Mesosoma. Pronotum in dorsal view with a slightly marked scapular angle and broadening backwards. Mesonotum convex; median Mayrian carina and parapsidal furrows weakly impressed.

Scutellum convex, its sides converging posteriorly. Propodeum with differentiate basal and declivous faces; basal face with the sides gently convex and converging posteriorly towards the declivous face, the latter converging posteriorly with the lateral carinae.

Petiole slightly narrower than the postpetiole, with truncate and medially concave anterior face and with the posterior face sloping backwards; petiolar sides with a small, obtuse denticle medially. Postpetiole convex dorsally; postpetiolar sides with a small, pointed denticle anteriorly and converging posteriorly.

Gaster narrower than the mesosoma.

Wings as in the gyne.

Sculpture. Head, propleurae and pedicel reticulate and with small, superficial foveae dense on the vertexal angles, on the frons and on the sides of the pedicel, rare close to the eyes, on the propleurae and on the dorsum of the pedicel. Mesosoma reticulate and with deeper and larger foveae than on the frons. Propodeum with irregularly longitudinal rugosities. Mesopleurae anteriorly superficially reticulate and with dense, superficial, small foveae, this sculpture less impressed posteriorly. Metapleurae feebly shining, with longitudinal rugosities on the lower part. Gaster and legs reticulate, the reticulation less impressed on the legs and on the first gastral sternite.

Pilosity. Head, mesosoma and pedicel covered by dense, long, suberect hairs; similar hairs but sparse on the posterior border of the tergites, of the sternites and on the legs. Gaster and legs with appressed, thin, short hairs.

Colour. Head and mesosoma black, pedicel lighter. Gaster and femora ferrugineous. Remaining parts of the legs yellowish.

Measurements (in mm) and indices: TL 6.36-7.10; HL 0.96-1.04; HW 1.24-1.36; EL 0.56-0.57; PW 1.48-1.64; PeW 0.56-0.60; PpW 0.64-0.68; HBaL 0.72; HBaW 0.12; CI 130.8-135.5; PI 82.9-83.8; PPeI 264.3-273.3; PPpI 231.2-241.2; HBaI 16.7.

Type Material

de Andrade and Baroni Urbani (1999):

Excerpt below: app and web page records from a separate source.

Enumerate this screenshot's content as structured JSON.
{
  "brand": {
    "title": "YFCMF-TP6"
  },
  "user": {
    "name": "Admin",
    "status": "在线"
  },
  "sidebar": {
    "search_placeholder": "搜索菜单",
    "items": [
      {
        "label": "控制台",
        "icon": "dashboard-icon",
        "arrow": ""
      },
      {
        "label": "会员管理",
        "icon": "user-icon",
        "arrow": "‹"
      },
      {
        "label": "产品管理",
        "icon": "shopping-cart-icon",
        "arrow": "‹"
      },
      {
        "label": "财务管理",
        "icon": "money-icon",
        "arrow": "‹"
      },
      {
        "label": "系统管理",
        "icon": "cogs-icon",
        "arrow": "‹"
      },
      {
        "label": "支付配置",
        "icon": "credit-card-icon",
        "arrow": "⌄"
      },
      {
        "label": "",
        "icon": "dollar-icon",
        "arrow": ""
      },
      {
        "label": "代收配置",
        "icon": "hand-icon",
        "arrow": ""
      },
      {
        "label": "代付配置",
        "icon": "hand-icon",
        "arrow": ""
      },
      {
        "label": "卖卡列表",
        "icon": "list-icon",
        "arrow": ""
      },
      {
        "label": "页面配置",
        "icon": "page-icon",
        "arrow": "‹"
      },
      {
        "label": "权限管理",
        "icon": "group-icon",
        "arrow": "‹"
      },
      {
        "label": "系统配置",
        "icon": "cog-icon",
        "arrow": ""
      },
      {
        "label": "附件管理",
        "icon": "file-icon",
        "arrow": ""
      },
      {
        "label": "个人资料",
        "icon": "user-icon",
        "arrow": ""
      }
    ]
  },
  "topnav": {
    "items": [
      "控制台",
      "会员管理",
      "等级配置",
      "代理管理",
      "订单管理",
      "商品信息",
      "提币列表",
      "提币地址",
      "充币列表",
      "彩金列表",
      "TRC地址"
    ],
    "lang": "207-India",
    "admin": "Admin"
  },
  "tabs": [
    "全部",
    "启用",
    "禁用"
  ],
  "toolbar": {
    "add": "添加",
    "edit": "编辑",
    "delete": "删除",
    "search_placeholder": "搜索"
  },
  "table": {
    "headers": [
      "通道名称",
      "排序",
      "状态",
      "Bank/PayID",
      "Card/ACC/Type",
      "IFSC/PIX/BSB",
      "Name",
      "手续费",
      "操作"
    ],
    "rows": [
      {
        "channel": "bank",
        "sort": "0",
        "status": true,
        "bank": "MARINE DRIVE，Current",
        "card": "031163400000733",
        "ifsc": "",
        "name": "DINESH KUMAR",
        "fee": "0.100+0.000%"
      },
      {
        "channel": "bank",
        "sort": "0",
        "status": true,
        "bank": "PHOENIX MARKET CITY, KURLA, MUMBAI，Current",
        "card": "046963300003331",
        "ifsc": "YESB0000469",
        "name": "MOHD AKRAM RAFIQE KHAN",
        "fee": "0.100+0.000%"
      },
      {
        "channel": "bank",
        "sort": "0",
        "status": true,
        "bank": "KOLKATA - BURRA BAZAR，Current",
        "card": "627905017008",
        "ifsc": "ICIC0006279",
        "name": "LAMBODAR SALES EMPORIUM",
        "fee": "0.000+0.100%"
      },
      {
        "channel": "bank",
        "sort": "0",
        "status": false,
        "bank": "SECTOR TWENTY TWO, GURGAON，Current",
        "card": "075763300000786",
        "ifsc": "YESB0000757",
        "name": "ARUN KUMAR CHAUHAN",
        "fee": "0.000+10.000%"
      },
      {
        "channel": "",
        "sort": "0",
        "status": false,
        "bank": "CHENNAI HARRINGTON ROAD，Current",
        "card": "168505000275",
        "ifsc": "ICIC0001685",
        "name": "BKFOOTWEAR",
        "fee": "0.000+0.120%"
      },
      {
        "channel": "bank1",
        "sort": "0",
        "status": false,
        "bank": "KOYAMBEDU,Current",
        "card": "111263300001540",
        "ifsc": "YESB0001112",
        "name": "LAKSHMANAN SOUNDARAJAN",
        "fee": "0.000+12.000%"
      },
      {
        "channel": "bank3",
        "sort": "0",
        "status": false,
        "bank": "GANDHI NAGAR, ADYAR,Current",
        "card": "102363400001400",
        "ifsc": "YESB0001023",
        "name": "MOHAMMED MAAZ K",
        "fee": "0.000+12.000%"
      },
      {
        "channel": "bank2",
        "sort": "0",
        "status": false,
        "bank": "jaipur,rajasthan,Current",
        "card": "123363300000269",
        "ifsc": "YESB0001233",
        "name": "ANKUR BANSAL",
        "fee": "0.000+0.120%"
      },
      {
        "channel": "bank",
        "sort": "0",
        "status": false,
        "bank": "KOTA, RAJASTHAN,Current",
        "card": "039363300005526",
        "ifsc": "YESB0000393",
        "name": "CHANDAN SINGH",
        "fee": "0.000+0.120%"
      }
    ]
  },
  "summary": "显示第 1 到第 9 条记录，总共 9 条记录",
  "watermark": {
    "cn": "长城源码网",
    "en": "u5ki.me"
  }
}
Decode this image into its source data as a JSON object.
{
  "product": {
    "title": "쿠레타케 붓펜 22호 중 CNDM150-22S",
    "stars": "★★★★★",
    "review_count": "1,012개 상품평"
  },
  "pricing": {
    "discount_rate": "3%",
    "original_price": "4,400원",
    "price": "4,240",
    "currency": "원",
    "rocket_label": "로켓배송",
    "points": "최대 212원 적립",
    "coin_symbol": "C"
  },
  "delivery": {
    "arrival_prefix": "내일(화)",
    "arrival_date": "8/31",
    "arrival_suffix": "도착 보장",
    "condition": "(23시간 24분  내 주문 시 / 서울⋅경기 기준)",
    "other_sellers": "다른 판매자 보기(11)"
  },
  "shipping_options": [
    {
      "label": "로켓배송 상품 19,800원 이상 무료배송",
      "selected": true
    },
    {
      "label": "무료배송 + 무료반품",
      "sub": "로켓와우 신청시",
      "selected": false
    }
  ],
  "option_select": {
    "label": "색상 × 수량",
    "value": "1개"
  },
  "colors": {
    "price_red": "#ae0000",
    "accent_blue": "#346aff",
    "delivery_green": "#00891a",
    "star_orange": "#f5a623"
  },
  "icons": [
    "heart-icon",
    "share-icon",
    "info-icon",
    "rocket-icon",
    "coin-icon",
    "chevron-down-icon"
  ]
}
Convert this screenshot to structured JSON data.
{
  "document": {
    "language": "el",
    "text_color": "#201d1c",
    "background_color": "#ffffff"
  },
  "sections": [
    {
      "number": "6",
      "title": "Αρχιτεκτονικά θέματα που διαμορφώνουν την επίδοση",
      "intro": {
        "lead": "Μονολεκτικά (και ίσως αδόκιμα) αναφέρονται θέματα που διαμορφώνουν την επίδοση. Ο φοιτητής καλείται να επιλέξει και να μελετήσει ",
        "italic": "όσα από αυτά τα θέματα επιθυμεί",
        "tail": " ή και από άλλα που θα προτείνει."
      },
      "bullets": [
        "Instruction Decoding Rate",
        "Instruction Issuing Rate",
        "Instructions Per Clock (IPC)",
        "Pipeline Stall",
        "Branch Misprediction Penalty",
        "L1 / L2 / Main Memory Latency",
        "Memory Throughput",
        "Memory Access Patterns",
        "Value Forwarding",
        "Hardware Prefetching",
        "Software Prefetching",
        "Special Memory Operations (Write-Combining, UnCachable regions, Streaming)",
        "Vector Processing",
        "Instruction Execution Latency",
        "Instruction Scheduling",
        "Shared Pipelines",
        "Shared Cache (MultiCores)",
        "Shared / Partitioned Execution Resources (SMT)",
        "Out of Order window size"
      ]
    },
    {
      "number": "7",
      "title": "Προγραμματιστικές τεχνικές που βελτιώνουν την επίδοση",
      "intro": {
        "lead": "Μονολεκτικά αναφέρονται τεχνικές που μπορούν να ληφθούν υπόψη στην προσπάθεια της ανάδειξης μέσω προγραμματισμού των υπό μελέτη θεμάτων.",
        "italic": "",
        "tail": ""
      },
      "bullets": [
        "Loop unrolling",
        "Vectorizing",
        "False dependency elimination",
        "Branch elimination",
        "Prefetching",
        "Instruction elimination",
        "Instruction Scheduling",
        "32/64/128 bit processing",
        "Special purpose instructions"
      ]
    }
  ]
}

Gyne. Type locality: Chontales (Nicaragua), erroneously given as Brazil. Type material: holotype gyne in The Natural History Museum, labelled as type, "Braz.", with the reference number 70 59, examined.

Cryptocerus cordatus multispinus. Worker. Type material: one syntype worker in the Museo Regionale di Scienze Naturali, Torino (Casolari & Casolari Moreno, 1980: 84), not available for the present study; 5 workers from Jimenez, Alajuela and S. Jose (Costa Rica) in Museo Civico di Storia Naturale, Genoa, examined. 6 syntype workers and one syntype soldier (Costa Rica) in Museo Civico di Storia Naturale, Genoa and Musee d'Histoire Naturelle Genève, examined. Synonymy suggested by R. R. Snelling, personal communication, confirmed by our examination of the type material.

References

  • de Andrade, M. L.; Baroni Urbani, C. 1999. Diversity and adaptation in the ant genus Cephalotes, past and present. Stuttgarter Beitrage zur Naturkunde Series B (Geolgie and Palaontologie). 271:1-889. (page 273, male described, page 269, Combination in Cephalotes and senior synonym of multispinus)
  • Hespenheide, H.A. 1986. Mimicry of ants of the genus Zacryptocerus. J. N. Y. Entomol. Soc. 94: 394-408 (page 395, Combination in Zacryptocerus)
  • Kempf, W. W. 1951. A taxonomic study on the ant tribe Cephalotini (Hymenoptera: Formicidae). Rev. Entomol. (Rio J.) 22: 1-244 (page 232, Combination in Paracryptocerus)
  • Smith, F. 1876d. Descriptions of new species of Cryptoceridae, belonging to the genera Cryptocerus, Meranoplus, and Cataulacus. Trans. Entomol. Soc. Lond. 1876: 603-612 (page 608, queen described)